      I agree of course that people who have been abused should be cared for, but they’re invisible to the Church as a community unless we know about them, though they may not be invisible to those who know them. This is a practical side of ministry that often gets papered over by those who insist we have to go out and find people to minister to. (Don’t get me wrong, by the way: I try to be as active and visible in my town as I can, and I also constantly preach that we have to reach out to people and not wait for them to come to us. But we have to know them first and have some means of connection already established.)

      But such people may also simply not want anything to do with the community, and we cannot really go against their will, either. Perhaps reading something like Fr. Richard’s post may help them to see that their problem wasn’t community in itself, but the particular community they were in. (And, let’s be honest—the problem could be themselves, as well. There are plenty of functional communities that are rejected by dysfunctioning people.)

      It seems to me that Fr. Richard’s post essentially shows what a healthy community is supposed to look like, that community is a necessary part of church life. I’ve certainly known folks who’ve been abused in a church community and then concluded that what they needed was to change to a different community, either because where they were had inherently distorted theology (and therefore, praxis) or because the locals simply weren’t living up to what they were preaching at a level that became abusive.

      Anyway, my guess from your tone is that you have someone in particular in mind, so don’t take my words (or Fr. Richard’s, for that matter) as necessarily applying to them in particular. I’m speaking generally, and I am certain he was, as well.
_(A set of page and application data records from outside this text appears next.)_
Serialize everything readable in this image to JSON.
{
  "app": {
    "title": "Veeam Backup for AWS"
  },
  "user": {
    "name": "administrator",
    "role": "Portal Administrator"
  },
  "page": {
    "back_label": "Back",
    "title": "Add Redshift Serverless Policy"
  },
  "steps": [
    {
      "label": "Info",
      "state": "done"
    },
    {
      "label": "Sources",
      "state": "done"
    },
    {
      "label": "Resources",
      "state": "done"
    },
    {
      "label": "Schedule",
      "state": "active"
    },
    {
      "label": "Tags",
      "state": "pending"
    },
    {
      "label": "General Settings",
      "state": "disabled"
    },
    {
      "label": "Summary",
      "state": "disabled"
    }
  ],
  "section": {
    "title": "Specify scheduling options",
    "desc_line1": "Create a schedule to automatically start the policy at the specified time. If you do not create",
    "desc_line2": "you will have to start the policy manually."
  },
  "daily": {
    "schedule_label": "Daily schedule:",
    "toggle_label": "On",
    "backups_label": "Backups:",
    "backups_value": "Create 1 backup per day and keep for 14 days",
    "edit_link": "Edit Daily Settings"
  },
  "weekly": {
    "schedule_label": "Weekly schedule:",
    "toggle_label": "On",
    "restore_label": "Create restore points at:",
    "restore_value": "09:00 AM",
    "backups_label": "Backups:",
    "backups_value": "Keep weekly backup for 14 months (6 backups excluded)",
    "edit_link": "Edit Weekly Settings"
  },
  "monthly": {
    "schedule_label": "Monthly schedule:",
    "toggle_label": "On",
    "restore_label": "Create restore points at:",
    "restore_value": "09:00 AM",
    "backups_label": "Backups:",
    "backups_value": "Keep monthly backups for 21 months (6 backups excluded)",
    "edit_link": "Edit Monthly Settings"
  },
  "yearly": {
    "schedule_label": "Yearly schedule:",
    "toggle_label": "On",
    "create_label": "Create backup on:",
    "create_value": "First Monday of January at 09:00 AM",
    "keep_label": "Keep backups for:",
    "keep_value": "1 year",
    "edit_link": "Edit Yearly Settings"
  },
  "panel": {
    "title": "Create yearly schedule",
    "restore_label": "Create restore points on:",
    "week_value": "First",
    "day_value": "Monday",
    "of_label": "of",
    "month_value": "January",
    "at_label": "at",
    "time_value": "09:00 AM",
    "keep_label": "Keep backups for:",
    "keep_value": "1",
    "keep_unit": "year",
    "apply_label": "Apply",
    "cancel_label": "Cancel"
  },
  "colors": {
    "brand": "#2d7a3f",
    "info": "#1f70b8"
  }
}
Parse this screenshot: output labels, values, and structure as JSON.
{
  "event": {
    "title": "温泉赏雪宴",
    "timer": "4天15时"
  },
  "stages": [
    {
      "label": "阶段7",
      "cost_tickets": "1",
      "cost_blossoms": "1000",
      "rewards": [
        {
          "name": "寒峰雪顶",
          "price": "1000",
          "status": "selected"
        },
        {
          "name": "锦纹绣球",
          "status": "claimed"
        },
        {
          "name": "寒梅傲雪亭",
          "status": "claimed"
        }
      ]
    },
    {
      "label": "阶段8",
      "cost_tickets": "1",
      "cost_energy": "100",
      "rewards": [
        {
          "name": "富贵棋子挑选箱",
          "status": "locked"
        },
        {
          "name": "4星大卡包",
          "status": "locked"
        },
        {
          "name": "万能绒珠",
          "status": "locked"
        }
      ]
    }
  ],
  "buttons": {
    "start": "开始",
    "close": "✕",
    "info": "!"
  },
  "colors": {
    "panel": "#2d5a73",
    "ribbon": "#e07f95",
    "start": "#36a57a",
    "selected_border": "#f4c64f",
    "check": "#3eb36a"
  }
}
      • John Canterbury says

        I completely agree with you and Fr Rene. Many people are looking for an out to participating in community/Church for many reasons, reasons that are often self centered, over-individualistic, and sometimes downright narcissistic. And you were right, I did have someone in mind when I wrote what I did, several ppl in fact. I keep coming across people that fall into the category of “the wounded and Church freaks me out” type and rather than casting aspersion I was attempting to explore this issue, bc I keep coming across these people who are so freaked out about being crushed that they avoid Church altogether, and it breaks my heart seeing people in such pain, suffering all alone. Its exceedingly frustrating too, bc I have no idea what to say to them, and perhaps the frustration as a result of my ineptitude came across in a way I didn’t intend. I’m very sorry for that. But how do we reach those wounded people along with trying to convince the “spiritual but not religious” crowd that they’re going about connecting with God entirely the wrong way?

        • says

          My experience has been that the key thing is to love them authentically while also being clear (though not obnoxious) that one is a Christian.

          In terms of the message that has to be preached, written, etc., I think we do best by preaching the very core, foundational themes of the Christian faith—that God became a man to seek and save the lost, to heal them, to unite with them. The book I’m working on right now is actually explicitly aimed at introducing Orthodoxy to the un-churched, ex-churched, de-churched, etc.

      • George says

        @John Canterbury says ….”Many people are looking for an out to participating in community/Church for many reasons, reasons that are often self centered, over-individualistic, and sometimes downright narcissistic.” . . . .

        – as one of those people who you don’t know and yet presume to judge by your generalization I feel the need to let you know that such comments do not help and do hurt.